Just from my handy dandy notepad app, I’ve listed the following contenders in no particular order:

1. The southern border of the United States is being overrun while we’re busy watching the world cup.

2. The world medical community is racing to contain the largest-in-history ebola outbreak in Africa but is being chased out of “hot spots” by the local indigenous population who apparently aren’t keen on modern medicine.

3. The approval ratings for all three branches of the federal government are at or near all time lows again… and again… and again.

4. The media are acting surprised that there’s a hurricane forming in the Atlantic during hurricane season.

5. The great state of Maryland has a number of new laws that went into effect this week, among them an increase in the gas tax and grain alcohol prohibition… Because higher gas prices and banning one version of an otherwise widely available substance are clearly two of the most important things Annapolis needs to focus on.

These are just a couple of the notes I jotted down so far this week – not the items that have been specifically reserved for What Annoys Jeff this Week. Maybe my brain is too addled by the recent heat, but I don’t even know where to start ranting about this mess.

What Annoys Jeff this Week?

1. Using your outdoor voice. There’s a time and a place for the outdoor voice. When you’re sitting at your desk, in an office, with 8 other people in earshot is not the time to decide to communicate with one another by having a 20 minute conversation from one side of the room to the others. Life in cubicle hell is bad enough without trying to block out three simultaneous cross-room conversations. I realize it’s terribly inconvenient, but maybe get up, walk the dozen or so steps, and have your chat face to face instead of favoring us all with every detail at 103 decibels. As a rule, your colleagues shouldn’t be able to hear your conversation when they’ve got their ear buds turned up to ten with Van Halen’s classic guitar riffs beaming directly into their brain.

2. Illegal immigration. I’m all for having some kind of sensible immigration reform in this country. However, while Congress flails around with that issue, I’m more interested in seeing if we can stem the flow of people illegally crossing the border from Mexico into the US. Call me crazy, but I think the first step to reforming the immigration process in this country is to make it a hell of a lot harder to just wander across the border and a hell of a lot easier to send people back from whence they came if they do show up here illegally. I have no earthly idea why we’ve collectively decided that enforcing the laws on the books falls into the too hard to do category, but until we figure out a way to actually enforce the laws on the books, I have no idea why we’d bother passing any new ones that are just as likely to be ignored.

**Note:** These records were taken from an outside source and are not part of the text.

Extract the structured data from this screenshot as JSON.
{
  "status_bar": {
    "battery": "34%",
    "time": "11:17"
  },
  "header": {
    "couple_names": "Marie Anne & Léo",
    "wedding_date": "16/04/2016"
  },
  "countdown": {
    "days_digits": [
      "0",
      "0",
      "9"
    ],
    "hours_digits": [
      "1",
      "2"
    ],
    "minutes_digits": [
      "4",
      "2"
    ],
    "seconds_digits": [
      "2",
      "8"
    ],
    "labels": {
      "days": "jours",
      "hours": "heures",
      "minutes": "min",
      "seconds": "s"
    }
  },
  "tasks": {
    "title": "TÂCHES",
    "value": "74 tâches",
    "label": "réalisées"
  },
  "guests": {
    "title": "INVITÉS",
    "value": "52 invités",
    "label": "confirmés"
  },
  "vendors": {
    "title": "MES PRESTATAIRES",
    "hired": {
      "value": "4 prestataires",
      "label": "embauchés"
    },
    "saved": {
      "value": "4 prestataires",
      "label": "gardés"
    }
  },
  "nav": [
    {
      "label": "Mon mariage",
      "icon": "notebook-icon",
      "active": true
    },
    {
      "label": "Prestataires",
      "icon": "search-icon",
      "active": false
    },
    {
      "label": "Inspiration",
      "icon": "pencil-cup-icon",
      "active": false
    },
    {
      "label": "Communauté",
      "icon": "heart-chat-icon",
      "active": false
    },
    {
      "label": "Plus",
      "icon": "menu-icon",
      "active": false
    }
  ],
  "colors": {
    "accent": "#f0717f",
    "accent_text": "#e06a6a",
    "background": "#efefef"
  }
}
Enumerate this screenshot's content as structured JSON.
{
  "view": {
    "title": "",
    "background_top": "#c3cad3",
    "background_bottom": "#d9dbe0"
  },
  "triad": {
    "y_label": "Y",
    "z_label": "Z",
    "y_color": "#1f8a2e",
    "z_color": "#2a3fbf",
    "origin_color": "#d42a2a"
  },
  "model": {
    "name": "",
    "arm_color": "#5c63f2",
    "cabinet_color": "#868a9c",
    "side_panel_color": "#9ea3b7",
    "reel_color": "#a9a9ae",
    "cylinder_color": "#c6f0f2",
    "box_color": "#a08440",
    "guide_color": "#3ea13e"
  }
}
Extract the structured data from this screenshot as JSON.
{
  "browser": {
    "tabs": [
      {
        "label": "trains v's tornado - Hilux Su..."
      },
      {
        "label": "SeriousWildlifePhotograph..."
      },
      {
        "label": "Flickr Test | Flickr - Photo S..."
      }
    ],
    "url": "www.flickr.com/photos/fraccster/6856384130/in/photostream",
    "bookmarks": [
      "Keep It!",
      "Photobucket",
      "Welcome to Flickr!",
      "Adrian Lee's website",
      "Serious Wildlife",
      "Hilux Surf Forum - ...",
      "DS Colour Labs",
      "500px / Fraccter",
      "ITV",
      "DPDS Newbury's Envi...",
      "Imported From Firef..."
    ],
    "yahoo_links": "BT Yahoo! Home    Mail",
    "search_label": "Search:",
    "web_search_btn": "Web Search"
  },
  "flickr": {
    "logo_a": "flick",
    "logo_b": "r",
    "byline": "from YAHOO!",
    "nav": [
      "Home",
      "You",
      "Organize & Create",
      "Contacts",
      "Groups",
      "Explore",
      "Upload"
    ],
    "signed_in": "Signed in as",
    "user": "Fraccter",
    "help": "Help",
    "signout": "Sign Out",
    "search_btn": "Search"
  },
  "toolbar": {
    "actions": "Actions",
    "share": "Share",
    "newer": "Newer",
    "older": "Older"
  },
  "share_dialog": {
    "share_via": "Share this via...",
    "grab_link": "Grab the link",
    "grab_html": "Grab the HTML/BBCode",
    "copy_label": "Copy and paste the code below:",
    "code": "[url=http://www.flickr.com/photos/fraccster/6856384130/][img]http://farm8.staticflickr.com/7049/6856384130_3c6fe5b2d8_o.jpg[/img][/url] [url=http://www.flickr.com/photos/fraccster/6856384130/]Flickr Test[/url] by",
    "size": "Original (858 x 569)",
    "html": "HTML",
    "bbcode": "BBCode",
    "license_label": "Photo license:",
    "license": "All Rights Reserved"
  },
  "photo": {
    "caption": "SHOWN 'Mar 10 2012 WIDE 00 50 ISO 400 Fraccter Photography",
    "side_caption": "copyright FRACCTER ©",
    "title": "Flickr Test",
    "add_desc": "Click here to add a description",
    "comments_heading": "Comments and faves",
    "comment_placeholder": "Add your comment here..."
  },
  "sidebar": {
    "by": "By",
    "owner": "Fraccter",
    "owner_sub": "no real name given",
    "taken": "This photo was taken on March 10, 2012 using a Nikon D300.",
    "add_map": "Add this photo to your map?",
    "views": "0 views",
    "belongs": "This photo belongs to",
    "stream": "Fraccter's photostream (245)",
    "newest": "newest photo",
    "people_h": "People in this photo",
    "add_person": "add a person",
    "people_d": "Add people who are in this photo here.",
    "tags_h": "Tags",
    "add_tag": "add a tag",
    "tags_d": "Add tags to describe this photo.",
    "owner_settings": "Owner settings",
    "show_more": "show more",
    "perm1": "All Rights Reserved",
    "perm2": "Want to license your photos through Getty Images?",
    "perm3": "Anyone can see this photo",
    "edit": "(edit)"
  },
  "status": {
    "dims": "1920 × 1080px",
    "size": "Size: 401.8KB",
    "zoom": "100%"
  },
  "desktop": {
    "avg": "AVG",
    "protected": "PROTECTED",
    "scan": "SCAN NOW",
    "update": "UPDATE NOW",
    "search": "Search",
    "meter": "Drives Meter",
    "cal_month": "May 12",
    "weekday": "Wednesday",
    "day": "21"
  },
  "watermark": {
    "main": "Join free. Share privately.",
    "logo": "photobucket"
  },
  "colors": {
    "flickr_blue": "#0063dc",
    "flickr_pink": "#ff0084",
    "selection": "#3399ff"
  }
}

3. Iraq. The allies poured out a decade of blood and treasure to liberate, defend, equip, train, and support a government that looks like it will collapse at any moment. I dearly wish I could wake up in the morning to find a Patton or a MacArthur or a LeMay had risen from the dead to take command of CENTCOM. Instead, I fear I’ll wake up in the morning to find the mission failed while we were all busy wringing our hands.